Next, general contractors often claim that Section 725.06 is inapplicable by arguing that they are not seeking indemnification for their own negligence. However, in doing so, they ask the court to conclude that they are wholly without fault or ignore the variety of statutory and common law non-delegable duties they may be owed directly to property owners. See Fla. Stat. §§ 718.203, 553.84; Bialkowicz v. Pan Am. Condo. No. 3, Inc., 215 So.2d 767, 71-72 (Fla. 3d DCA.)(the duty of care, with respect to the property of others, imposed by a city building permit on a general contractor cannot be delegated to subcontractors); Mastrandrea v. J. Mann, Inc., 128 So. 2d 146, 148 (Fla. 3rd Dist. Ct of App 1961) (as a general rule, if a statute requires one to do a certain thing or to take certain precautions, he cannot delegate such a duty to an independent contractor and be released form liability in the case the contractor fails to perform it). The argument is that subcontractors cannot, as a matter of law, be liable for these nondelegable duties. Therefore, to the extent construction defects exist, the general contractor is directly liable to the property owner. This means, general contractors are at least in part responsible for the construction defects on which their contractual indemnification claims are based. Accordingly, they may be seeking indemnification for damages caused at least in part by their own negligence.

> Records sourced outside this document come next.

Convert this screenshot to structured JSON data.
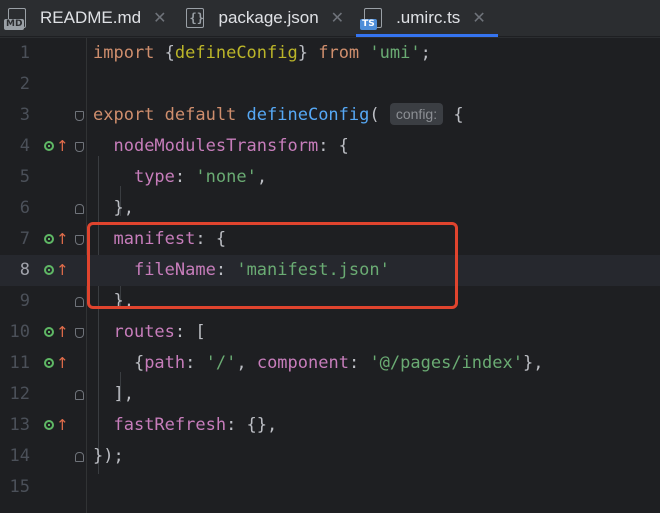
{
  "tabs": [
    {
      "label": "README.md",
      "icon": "markdown-file-icon",
      "badge": "MD",
      "active": false
    },
    {
      "label": "package.json",
      "icon": "json-file-icon",
      "badge": "",
      "active": false
    },
    {
      "label": ".umirc.ts",
      "icon": "typescript-file-icon",
      "badge": "TS",
      "active": true
    }
  ],
  "close_glyph": "✕",
  "editor": {
    "line_numbers": [
      "1",
      "2",
      "3",
      "4",
      "5",
      "6",
      "7",
      "8",
      "9",
      "10",
      "11",
      "12",
      "13",
      "14",
      "15"
    ],
    "current_line": 8,
    "inlay_hint": "config:",
    "gutter_arrow": "↑",
    "highlight_color": "#e0442e"
  }
}
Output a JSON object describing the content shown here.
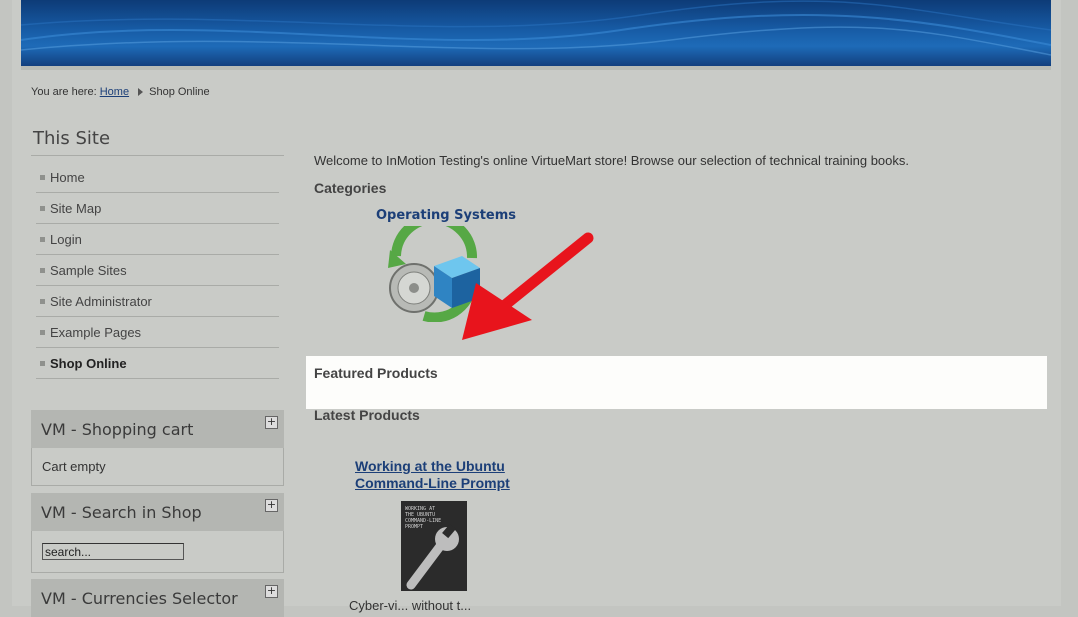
{
  "breadcrumb": {
    "prefix": "You are here:",
    "home": "Home",
    "current": "Shop Online"
  },
  "sidebar": {
    "heading": "This Site",
    "items": [
      {
        "label": "Home"
      },
      {
        "label": "Site Map"
      },
      {
        "label": "Login"
      },
      {
        "label": "Sample Sites"
      },
      {
        "label": "Site Administrator"
      },
      {
        "label": "Example Pages"
      },
      {
        "label": "Shop Online",
        "active": true
      }
    ]
  },
  "modules": {
    "cart": {
      "title": "VM - Shopping cart",
      "toggle": "+",
      "body": "Cart empty"
    },
    "search": {
      "title": "VM - Search in Shop",
      "toggle": "+",
      "value": "search..."
    },
    "currency": {
      "title": "VM - Currencies Selector",
      "toggle": "+"
    }
  },
  "main": {
    "welcome": "Welcome to InMotion Testing's online VirtueMart store! Browse our selection of technical training books.",
    "categories_heading": "Categories",
    "category": {
      "name": "Operating Systems",
      "icon": "os-category-icon"
    },
    "featured_heading": "Featured Products",
    "latest_heading": "Latest Products",
    "product": {
      "title_line1": "Working at the Ubuntu",
      "title_line2": "Command-Line Prompt",
      "cover_text": "WORKING AT\nTHE UBUNTU\nCOMMAND-LINE\nPROMPT",
      "desc": "Cyber-vi... without t..."
    }
  },
  "colors": {
    "page_bg": "#c9cbc7",
    "link": "#1c3f78",
    "highlight": "#fdfdfb",
    "annotation_arrow": "#e8141c"
  }
}
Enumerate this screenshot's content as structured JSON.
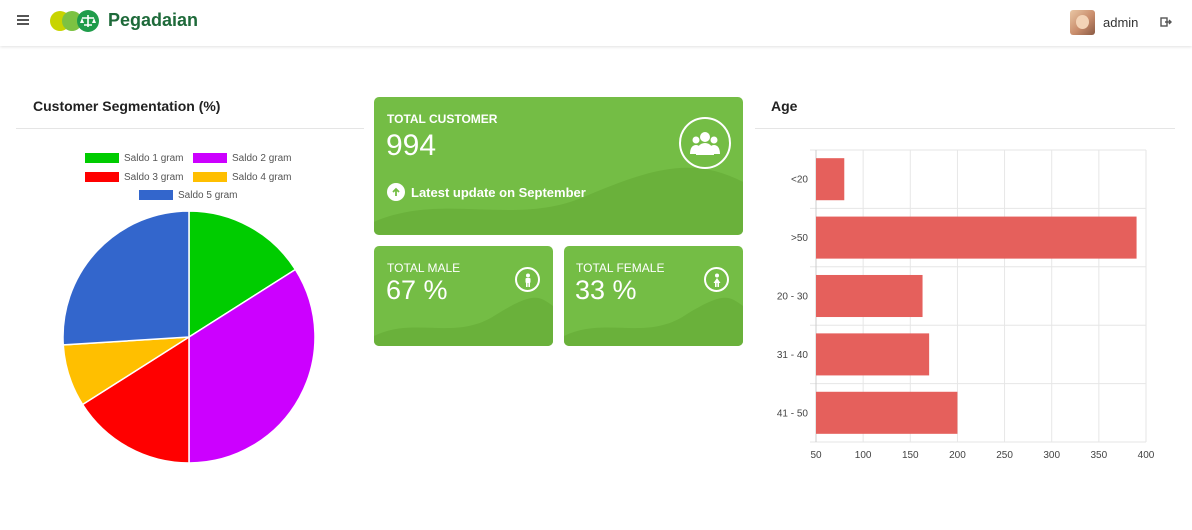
{
  "header": {
    "brand": "Pegadaian",
    "username": "admin"
  },
  "segmentation": {
    "title": "Customer Segmentation (%)",
    "legend": [
      {
        "label": "Saldo 1 gram",
        "color": "#00cc00"
      },
      {
        "label": "Saldo 2 gram",
        "color": "#cc00ff"
      },
      {
        "label": "Saldo 3 gram",
        "color": "#ff0000"
      },
      {
        "label": "Saldo 4 gram",
        "color": "#ffbf00"
      },
      {
        "label": "Saldo 5 gram",
        "color": "#3366cc"
      }
    ]
  },
  "cards": {
    "total_customer": {
      "label": "TOTAL CUSTOMER",
      "value": "994",
      "update": "Latest update on September"
    },
    "total_male": {
      "label": "TOTAL MALE",
      "value": "67 %"
    },
    "total_female": {
      "label": "TOTAL FEMALE",
      "value": "33 %"
    }
  },
  "age": {
    "title": "Age"
  },
  "chart_data": [
    {
      "type": "pie",
      "title": "Customer Segmentation (%)",
      "categories": [
        "Saldo 1 gram",
        "Saldo 2 gram",
        "Saldo 3 gram",
        "Saldo 4 gram",
        "Saldo 5 gram"
      ],
      "values": [
        16,
        34,
        16,
        8,
        26
      ],
      "colors": [
        "#00cc00",
        "#cc00ff",
        "#ff0000",
        "#ffbf00",
        "#3366cc"
      ],
      "legend": "top"
    },
    {
      "type": "bar",
      "orientation": "horizontal",
      "title": "Age",
      "categories": [
        "<20",
        ">50",
        "20 - 30",
        "31 - 40",
        "41 - 50"
      ],
      "values": [
        80,
        390,
        163,
        170,
        200
      ],
      "xlim": [
        50,
        400
      ],
      "xticks": [
        50,
        100,
        150,
        200,
        250,
        300,
        350,
        400
      ],
      "color": "#e5605c",
      "grid": true
    }
  ]
}
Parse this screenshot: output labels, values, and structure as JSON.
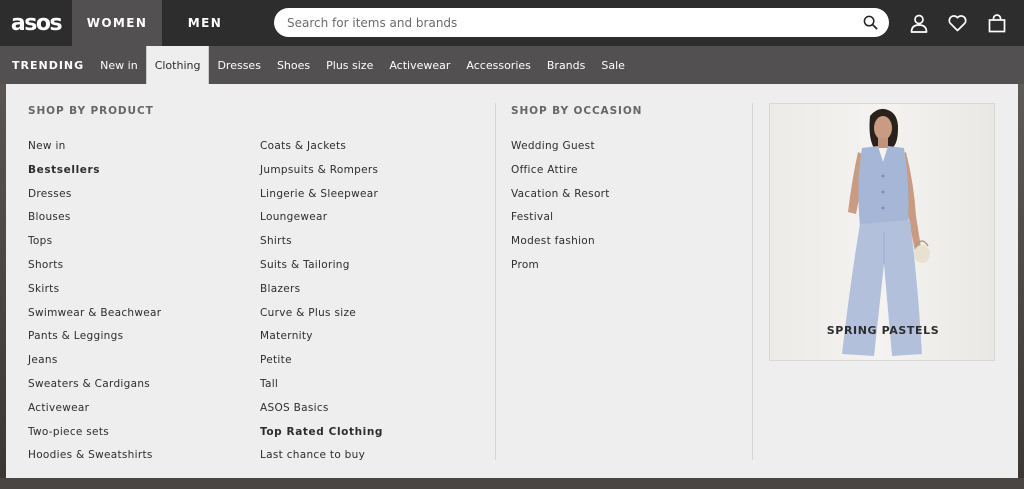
{
  "header": {
    "logo": "asos",
    "nav": {
      "women": "WOMEN",
      "men": "MEN"
    },
    "search": {
      "placeholder": "Search for items and brands"
    },
    "icons": [
      "search-icon",
      "account-icon",
      "heart-icon",
      "bag-icon"
    ]
  },
  "categories": [
    {
      "label": "TRENDING"
    },
    {
      "label": "New in"
    },
    {
      "label": "Clothing",
      "active": true
    },
    {
      "label": "Dresses"
    },
    {
      "label": "Shoes"
    },
    {
      "label": "Plus size"
    },
    {
      "label": "Activewear"
    },
    {
      "label": "Accessories"
    },
    {
      "label": "Brands"
    },
    {
      "label": "Sale"
    }
  ],
  "menu": {
    "shop_by_product": {
      "title": "SHOP BY PRODUCT",
      "col1": [
        "New in",
        "Bestsellers",
        "Dresses",
        "Blouses",
        "Tops",
        "Shorts",
        "Skirts",
        "Swimwear & Beachwear",
        "Pants & Leggings",
        "Jeans",
        "Sweaters & Cardigans",
        "Activewear",
        "Two-piece sets",
        "Hoodies & Sweatshirts"
      ],
      "col2": [
        "Coats & Jackets",
        "Jumpsuits & Rompers",
        "Lingerie & Sleepwear",
        "Loungewear",
        "Shirts",
        "Suits & Tailoring",
        "Blazers",
        "Curve & Plus size",
        "Maternity",
        "Petite",
        "Tall",
        "ASOS Basics",
        "Top Rated Clothing",
        "Last chance to buy"
      ]
    },
    "shop_by_occasion": {
      "title": "SHOP BY OCCASION",
      "items": [
        "Wedding Guest",
        "Office Attire",
        "Vacation & Resort",
        "Festival",
        "Modest fashion",
        "Prom"
      ]
    },
    "promo": {
      "caption": "SPRING PASTELS"
    }
  },
  "colors": {
    "topbar": "#2d2d2d",
    "catbar": "#525050",
    "panel": "#eeeeee",
    "text": "#2d2d2d"
  }
}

Finally, Section 725.06 renders a contractual indemnity provision void and unenforceable for failing to include a monetary limitation on the extent of the indemnification. Griswold Ready Mix Concrete, Inc. v. Tony Reddick, & Pumpco, Inc., 134 So. 3d 985, 987 (1st Dist. Ct. of Appeal 2012); Barton-Marlow Co. v. Grunau Co., 835 So. 2d 1164, 1165-66 (Fla. 2d Dist. Ct of App. 2002)(holding an indemnity provision void and unenforceable when it fails to contain a monetary limit on the subcontractor’s liability). General contractors may cite Lexington Ins. Co. v. Morrow Equip. Co., LLC 2010 U.S. Dist. LEXIS 24786, at * 6-7 (S.D. Fla. 2010), a federal non-binding decision, in which the Court considered a contract’s explicit instruction to obtain a certain amount of insurance coverage in satisfaction of the monetary limitation required by Section 725.06. Reliance on Lexington Ins. Co. is dangerous because not only has this case never been followed or cited by a Florida State Court, but the requirement to procure insurance is generally deemed a separate and distinct obligation than providing indemnity. Therefore, subcontractors could argue that a coverage limit should not fulfill the monetary limitation required by Section 725.06.
Although, as stated above, Judges are hesitant to discard a general contractor’s opportunity to recover under contractual indemnity provisions, more and more subcontractors are challenging indemnity requirements, and winning, on dispositive motions in Florida. General Contractors are well advised to examine their indemnity provisions and ensure that they are clear either (1) that indemnity will not be sought from the subcontractor for the general contractor’s own negligence or (2) that there is a clear monetary limitation on that indemnity.